From the time plants first ventured out of the protecting waters of the sea, there has existed a kinship of soil, organic matter and plant life which has continued down through the ages. Even before the first feeble formation of land began, the processes of soil development were well under way. For millions of years, mineral elements had been accumulating: sand and gravel flaked away from rocks high in silicates; wind, water and frost disintegrated various oxides into clay, and sedimentary layers lifted above the seabed and gave up their lime.
These accumulations of rock debris were not, however, true soils. Plants, microorganisms and organic matter-life elements that had not yet appeared on dry land-were necessary for the formation of true soils.
No fossils remain today to give us a picture of the first "plants" that crept slowly out of the waves and onto the rock. Soft, without skeletal structure or fiber, these plant forms left behind no clue of how they were able to escape their dependence upon the sea. Eon after eon must have passed before one form less fragile than the rest was at last able to leave the protecting waters and establish itself permanently on dry land.
FOOTPRINTS ON THE SANDS OF TIME
In the course of checking various reference works and subject-index-files, I noted nearly 850 different phases of organic matter and their relation to soils and plants. Many of these phases would easily occupy a full chapter, while others could not be adequately treated in anything less than a full-length book.
From here on, the record is easier to read, since the descendants of these primordial bits of vegetation still cling to the rocks at the ocean's edge-the lichens that grow much as their ancestors did millions of years ago. Primitive in structure and function, they ask little of their environment. Their life-cycle helps to form soil today
just as it did then. Since lichens have no roots, they have no need for soil. Instead, their hold-fasts cleave to the naked rock, emitting an acid that dissolves the stone beneath them, releasing solutions of minerals on which they live. Some of the rock resists dissolution, leaving harder grains that tumble down the slope to collect in hollows at the base.
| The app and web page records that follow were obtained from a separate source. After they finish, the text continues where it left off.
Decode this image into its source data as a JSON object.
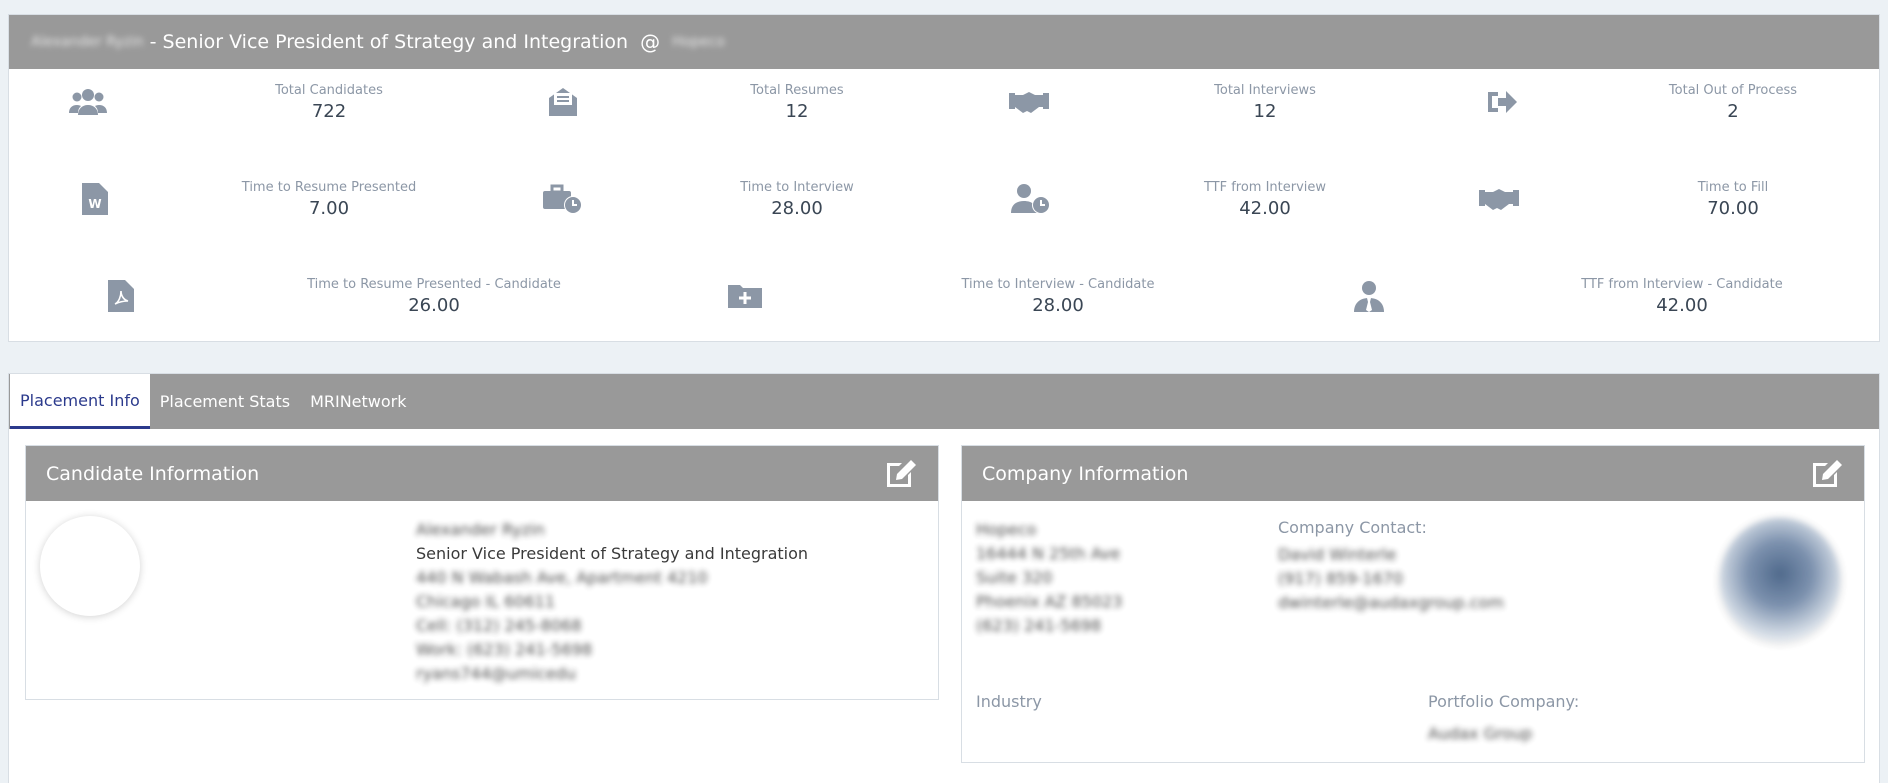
{
  "header": {
    "candidate_name": "Alexander Ryzin",
    "job_title": "- Senior Vice President of Strategy and Integration",
    "at_symbol": "@",
    "company": "Hopeco"
  },
  "stats": {
    "row1": [
      {
        "icon": "users-icon",
        "label": "Total Candidates",
        "value": "722"
      },
      {
        "icon": "envelope-open-icon",
        "label": "Total Resumes",
        "value": "12"
      },
      {
        "icon": "handshake-icon",
        "label": "Total Interviews",
        "value": "12"
      },
      {
        "icon": "sign-out-icon",
        "label": "Total Out of Process",
        "value": "2"
      }
    ],
    "row2": [
      {
        "icon": "word-file-icon",
        "label": "Time to Resume Presented",
        "value": "7.00"
      },
      {
        "icon": "briefcase-clock-icon",
        "label": "Time to Interview",
        "value": "28.00"
      },
      {
        "icon": "user-clock-icon",
        "label": "TTF from Interview",
        "value": "42.00"
      },
      {
        "icon": "handshake-icon",
        "label": "Time to Fill",
        "value": "70.00"
      }
    ],
    "row3": [
      {
        "icon": "pdf-file-icon",
        "label": "Time to Resume Presented - Candidate",
        "value": "26.00"
      },
      {
        "icon": "folder-plus-icon",
        "label": "Time to Interview - Candidate",
        "value": "28.00"
      },
      {
        "icon": "user-tie-icon",
        "label": "TTF from Interview - Candidate",
        "value": "42.00"
      }
    ]
  },
  "tabs": [
    {
      "label": "Placement Info",
      "active": true
    },
    {
      "label": "Placement Stats",
      "active": false
    },
    {
      "label": "MRINetwork",
      "active": false
    }
  ],
  "candidate_card": {
    "title": "Candidate Information",
    "name": "Alexander Ryzin",
    "job_title": "Senior Vice President of Strategy and Integration",
    "address1": "440 N Wabash Ave, Apartment 4210",
    "address2": "Chicago IL 60611",
    "cell": "Cell: (312) 245-8068",
    "work": "Work: (623) 241-5698",
    "email": "ryans744@umicedu"
  },
  "company_card": {
    "title": "Company Information",
    "company_name": "Hopeco",
    "address1": "16444 N 25th Ave",
    "address2": "Suite 320",
    "address3": "Phoenix AZ 85023",
    "phone": "(623) 241-5698",
    "contact_label": "Company Contact:",
    "contact_name": "David Winterle",
    "contact_phone": "(917) 859-1670",
    "contact_email": "dwinterle@audaxgroup.com",
    "industry_label": "Industry",
    "portfolio_label": "Portfolio Company:",
    "portfolio_value": "Audax Group"
  },
  "colors": {
    "panel_header": "#999999",
    "active_tab": "#2b3a8c",
    "icon": "#8c97a6",
    "background": "#ecf1f5"
  }
}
The lichens themselves die, crumble to dust and join the mineral build-up at the base. Fungi and bacteria invade to feed upon this pile of mineral and plant matter, and thus does the world's stock of soil increase.